It is unclear whether Kim Jong-un is removing hardliners - who dominated military policy past year, when Pyongyang-Washington tensions were at their apex - from the high command ahead of his upcoming summit with Donald Trump, or is simply replacing old figures.
Mr Assad, who has frequently been criticised by Mr Trump for his conduct during the protracted Syrian civil war, was quoted by North Korea's KCNA news agency as saying: "I am going to visit the DPRK and meet (His Excellency) Kim Jong-un", using the initials of the country's official name, the Democratic People's Republic of Korea.
But, if confirmed, the moves raise two contrasting scenarios: part of an ongoing reorganization in military leadership by Kim, or possibly a far-reaching intervention to bring in younger military overseers to replace older ranks possibly at odds with his outreach to the United States and its ally South Korea.
Yonhap identified the three officials as defence chief Pak Yong-sik, chief of the Korean People's Army's (KPA) general staff Ri Myong-su, and director of the KPA's General Political Bureau Kim Jong-gak.
Speaking in Singapore at the start of a meeting with the defense ministers of South Korea and Japan, he said, "we can anticipate at best a bumpy road to the negotiations".
The meeting is set to take place June 12 in Singapore.
Assad reportedly made the remarks as he received the credentials of North Korean Ambassador to Syria Mun Jong-nam.
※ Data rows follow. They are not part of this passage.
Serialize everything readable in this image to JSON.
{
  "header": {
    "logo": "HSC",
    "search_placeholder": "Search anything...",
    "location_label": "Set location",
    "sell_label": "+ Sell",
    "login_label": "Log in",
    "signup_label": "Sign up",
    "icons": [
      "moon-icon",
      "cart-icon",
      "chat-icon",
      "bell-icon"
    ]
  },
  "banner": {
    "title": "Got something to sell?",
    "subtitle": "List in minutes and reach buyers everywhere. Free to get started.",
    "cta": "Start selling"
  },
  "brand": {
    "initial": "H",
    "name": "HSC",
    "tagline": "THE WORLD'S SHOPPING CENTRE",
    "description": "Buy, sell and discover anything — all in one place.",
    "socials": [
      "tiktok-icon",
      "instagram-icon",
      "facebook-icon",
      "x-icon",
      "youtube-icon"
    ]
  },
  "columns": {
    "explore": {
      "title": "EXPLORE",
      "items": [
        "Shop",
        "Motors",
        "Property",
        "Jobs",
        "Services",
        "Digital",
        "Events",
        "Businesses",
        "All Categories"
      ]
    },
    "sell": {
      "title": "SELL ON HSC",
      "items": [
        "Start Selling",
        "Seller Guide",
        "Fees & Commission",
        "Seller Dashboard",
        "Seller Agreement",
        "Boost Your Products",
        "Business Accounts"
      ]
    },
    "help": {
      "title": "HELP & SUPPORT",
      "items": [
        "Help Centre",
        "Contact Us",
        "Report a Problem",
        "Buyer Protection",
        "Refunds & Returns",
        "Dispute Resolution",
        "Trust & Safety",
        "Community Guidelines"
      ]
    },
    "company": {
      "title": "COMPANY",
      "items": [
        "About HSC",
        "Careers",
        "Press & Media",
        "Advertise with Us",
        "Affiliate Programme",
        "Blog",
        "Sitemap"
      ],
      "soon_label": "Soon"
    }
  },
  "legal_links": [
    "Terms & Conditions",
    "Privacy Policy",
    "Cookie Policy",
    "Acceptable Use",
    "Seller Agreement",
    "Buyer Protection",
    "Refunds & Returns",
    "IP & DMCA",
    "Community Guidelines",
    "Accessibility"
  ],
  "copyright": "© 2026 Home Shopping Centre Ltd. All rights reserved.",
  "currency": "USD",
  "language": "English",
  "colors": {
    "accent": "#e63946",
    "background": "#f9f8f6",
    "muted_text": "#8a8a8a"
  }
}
South Korea's Blue House on Monday quashed suggestions a formal end to the Korean War could be announced at the Trump-Kim summit.
Trump on Friday revived the summit after cancelling it a week earlier.
Nabil Fekir Set To Have Medical At Liverpool Today Ahead Of Transfer
French forward Nabil Fekir reacts during the friendly football match between France and Ireland at the Stade de France in Paris, on May 28.
Washington wants North Korea to quickly give up all its nuclear weapons in a verifiable way in return for sanctions and economic relief. North Korea's leadership is believed to regard nuclear weapons as crucial to its survival.
Assad rarely leaves Syria, while no foreign head of state has visited North Korea, since Kim assumed office in 2011, upon the death of his father.
According to the Yonhap news agency, the new North Korean defence minister is No Kwang-chol, a former first vice-minister, replacing Pak Yong-sik.
Pyongyang has long argued that it needs nuclear weapons to protect itself against a possible invasion by the US.
Its nuclear weapons programme has demonstrated advances in ballistic missile technology that experts believe now threatened the U.S. mainland.
There has also been speculation Kim does not wish to leave North Korea for an extended period of time as this may encourage any remaining opponents to his rule to seize the opportunity to stage a coup.
Should real progress be made, South Korean President Moon Jae-in's plan involves the development of three economic belts that would link his country's industrial heartland with the North and then with China and Russian Federation.
That official said US negotiators' efforts to press for definitions of immediate, comprehensive, verifiable and irreversible denuclearisation by North Korea had run into opposition from the White House.